"To be a poet you must be crazy about language; and you must believe in the uniqueness of every person, and therefore in your own. To find your voice you must forget about finding it, and trust that if you pay sufficient attention to life you will be found to have something to say which no one else can say. And if at the same time your love of language leads you to develop your vocabulary, your ear, and your form-sense, and if you are scrupulously honest, you will arrive at writing what you apprehend in a way which embodies that vision which is yours alone. And that will be your voice, unsought, singing out from you of itself."
The Métier of Blossoming

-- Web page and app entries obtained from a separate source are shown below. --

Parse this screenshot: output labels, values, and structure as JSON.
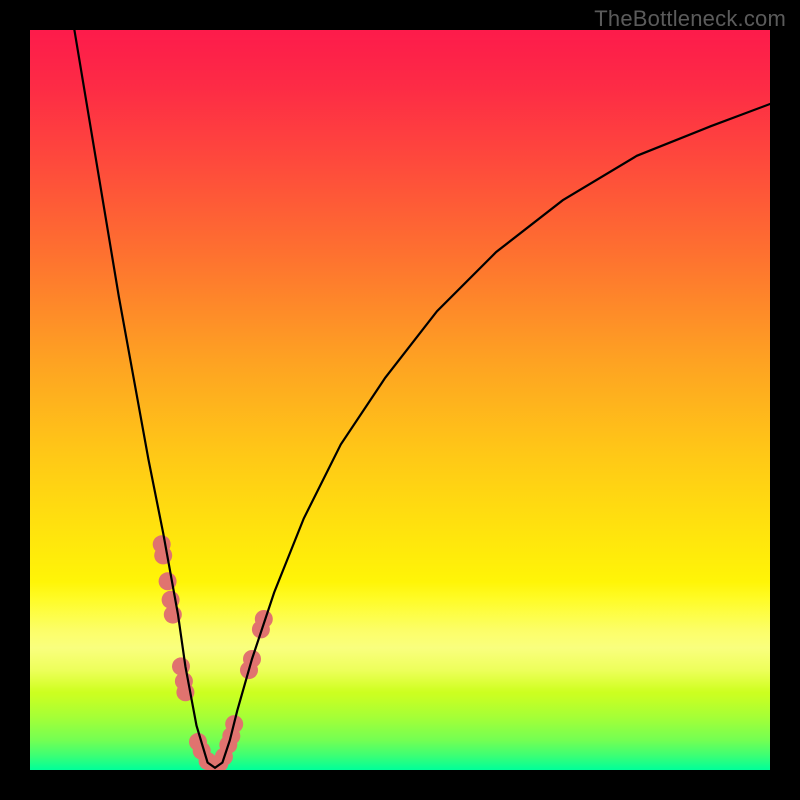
{
  "watermark": {
    "text": "TheBottleneck.com"
  },
  "chart_data": {
    "type": "line",
    "title": "",
    "xlabel": "",
    "ylabel": "",
    "xlim": [
      0,
      100
    ],
    "ylim": [
      0,
      100
    ],
    "grid": false,
    "legend": false,
    "background_gradient": {
      "stops": [
        {
          "pos": 0.0,
          "color": "#fd1b4b"
        },
        {
          "pos": 0.18,
          "color": "#fe4a3c"
        },
        {
          "pos": 0.45,
          "color": "#fea322"
        },
        {
          "pos": 0.77,
          "color": "#fffb05"
        },
        {
          "pos": 0.93,
          "color": "#a3ff38"
        },
        {
          "pos": 1.0,
          "color": "#00ff9a"
        }
      ]
    },
    "series": [
      {
        "name": "bottleneck-curve",
        "x": [
          6,
          8,
          10,
          12,
          14,
          16,
          18,
          20,
          21,
          22.5,
          24,
          25,
          26,
          27,
          28,
          30,
          33,
          37,
          42,
          48,
          55,
          63,
          72,
          82,
          92,
          100
        ],
        "y": [
          100,
          88,
          76,
          64,
          53,
          42,
          32,
          21,
          14,
          6,
          1,
          0.3,
          1,
          4,
          8,
          15,
          24,
          34,
          44,
          53,
          62,
          70,
          77,
          83,
          87,
          90
        ]
      }
    ],
    "markers": [
      {
        "x": 17.8,
        "y": 30.5
      },
      {
        "x": 18.0,
        "y": 29.0
      },
      {
        "x": 18.6,
        "y": 25.5
      },
      {
        "x": 19.0,
        "y": 23.0
      },
      {
        "x": 19.3,
        "y": 21.0
      },
      {
        "x": 20.4,
        "y": 14.0
      },
      {
        "x": 20.8,
        "y": 12.0
      },
      {
        "x": 21.0,
        "y": 10.5
      },
      {
        "x": 22.7,
        "y": 3.8
      },
      {
        "x": 23.2,
        "y": 2.6
      },
      {
        "x": 24.0,
        "y": 1.2
      },
      {
        "x": 24.8,
        "y": 0.6
      },
      {
        "x": 25.6,
        "y": 0.9
      },
      {
        "x": 26.2,
        "y": 1.8
      },
      {
        "x": 26.8,
        "y": 3.4
      },
      {
        "x": 27.2,
        "y": 4.6
      },
      {
        "x": 27.6,
        "y": 6.2
      },
      {
        "x": 29.6,
        "y": 13.5
      },
      {
        "x": 30.0,
        "y": 15.0
      },
      {
        "x": 31.2,
        "y": 19.0
      },
      {
        "x": 31.6,
        "y": 20.4
      }
    ],
    "marker_style": {
      "color": "#e0736f",
      "radius_px": 9
    }
  }
}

by Denise Levertov
Fully occupied with growing—that's
the amaryllis. Growing especially
at night: it would take
only a bit more patience than I've got
to sit keeping watch with it till daylight;
the naked eye could register every hour's
increase in height. Like a child against a barn door,
proudly topping each year's achievement,
goes each green stem, smooth, matte,
traces of reddish purple at the base, and almost
imperceptible vertical ridges
running the length of them:
Two robust stems from each bulb,
sometimes with sturdy leaves for company,
elegant sweeps of blade with rounded points.
Aloft, the gravid buds, shiny with fullness.
One morning—and so soon!—the first flower
has opened when you wake. Or you catch it poised
in a single, brief
moment of hesitation.
Next day, another,
shy at first like a foal,
even a third, a fourth,
carried triumphantly at the summit
of those strong columns, and each
a Juno, calm in brilliance,
a maiden giantess in modest splendor.
If humans could be
that intensely whole, undistracted, unhurried,
swift from sheer
unswerving impetus! If we could blossom
out of ourselves, giving
nothing imperfect, withholding nothing!